ROBERT BORK: They do.
BILL MOYERS: So do you take the intent of the men who wrote the Ninth Amendment into the Constitution which sort of leaves up to other people the definition of what rights are, or the intention of those who decided the first cases which ignored the Ninth Amendment?
ROBERT BORK: I don’t think the people who wrote the Constitution had any intention of giving that broad power to judges. One thing you discover in the debates at the Convention and the ratifying conventions and so forth is that they didn’t think of the judiciary as being an enormously powerful body, as they would have had to if they thought the judges had a power to make up new rights.
They worried about systems of representation, voting, and so forth as the primary guarantees of freedom. They thought of the judiciary as a relatively insignificant body. For example, if you look at the Federalist Papers, Hamilton quotes Montesquieu to the effect that next to the legislature and the executive, the power of the judiciary is nothing. The question collective intent has to be faced every time you construe the Constitution, every time you have a statute, every time you look at the Supreme Court opinion, and it’s always difficult.
BILL MOYERS: And it finally comes down to those nine people up on the hill and you.
ROBERT BORK: Yeah, most cases never get beyond us to the Supreme Court. For 95% of litigants, we’re final.
BILL MOYERS: You’re the last word.
ROBERT BORK: Yeah. The Supreme Court just can’t handle the cases coming out of all the Court of Appeals.
BILL MOYERS: That gives you enormous power to say what this means.
ROBERT BORK: Oh yes, but if we go too far astray, that’s the case they’ll take up there.
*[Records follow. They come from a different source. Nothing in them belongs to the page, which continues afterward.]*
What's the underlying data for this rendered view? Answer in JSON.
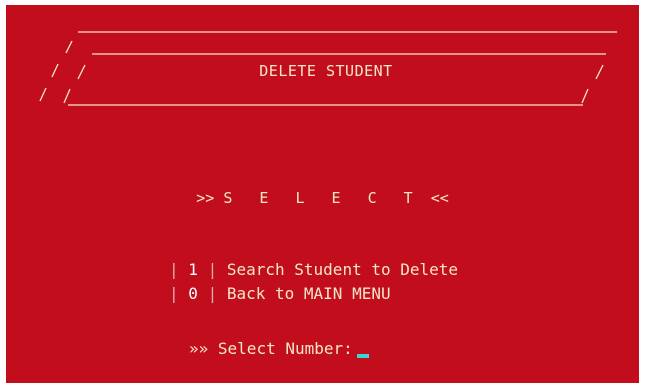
{
  "window": {
    "background": "#c20e1c",
    "text_color": "#f5e6c8",
    "cursor_color": "#3ad6d6"
  },
  "banner": {
    "title": "DELETE STUDENT"
  },
  "select": {
    "left_marker": ">>",
    "word": "S E L E C T",
    "right_marker": "<<"
  },
  "menu": {
    "items": [
      {
        "number": "1",
        "label": "Search Student to Delete"
      },
      {
        "number": "0",
        "label": "Back to MAIN MENU"
      }
    ]
  },
  "prompt": {
    "marker": "»»",
    "label": "Select Number:"
  }
}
BILL MOYERS: And you’re saying, if I hear you correctly — tell me if I don’t — you’re saying that even though the Ninth Amendment says there are certain rights that are still left out there, your job is not to read what those rights are until the Supreme Court itself has spoken.
ROBERT BORK: I would suggest the Supreme Court shouldn’t do it either. I think what the Ninth Amendment meant was probably that the federal government should not interfere with the rights retained under state constitutions and laws.
BILL MOYERS: And that went the way of the Civil War and the amendments that came the Civil War.
ROBERT BORK: The Ninth Amendment has just, until recently, been ignored.
BILL MOYERS: What does it say to you that all these years later, we discover something in there that had been in the shadows?
ROBERT BORK: What it suggests to me is what we’re discovering now really wasn’t there.
BILL MOYERS: And then what does that say about the discovery of new rights?
ROBERT BORK: That suggests we should not make up new rights. We should protect the ones that are specified.
BILL MOYERS: How would you have us think about the Constitution?
ROBERT BORK: There’s kind of a feeling in a lot of people that, if it’s unwise or unpleasant, it’s unconstitutional, or if it’s wise and pleasant, it is constitutional. That’s just not the case. So I wish they knew the limitations. The Constitution doesn’t cover everything, and there are vast powers in there for elected representatives that the Constitution doesn’t speak to, and I wish people understood that.
BILL MOYERS: What about the judiciary?
ROBERT BORK: I wish some of them understood it too.
This transcript was entered on April 27, 2015.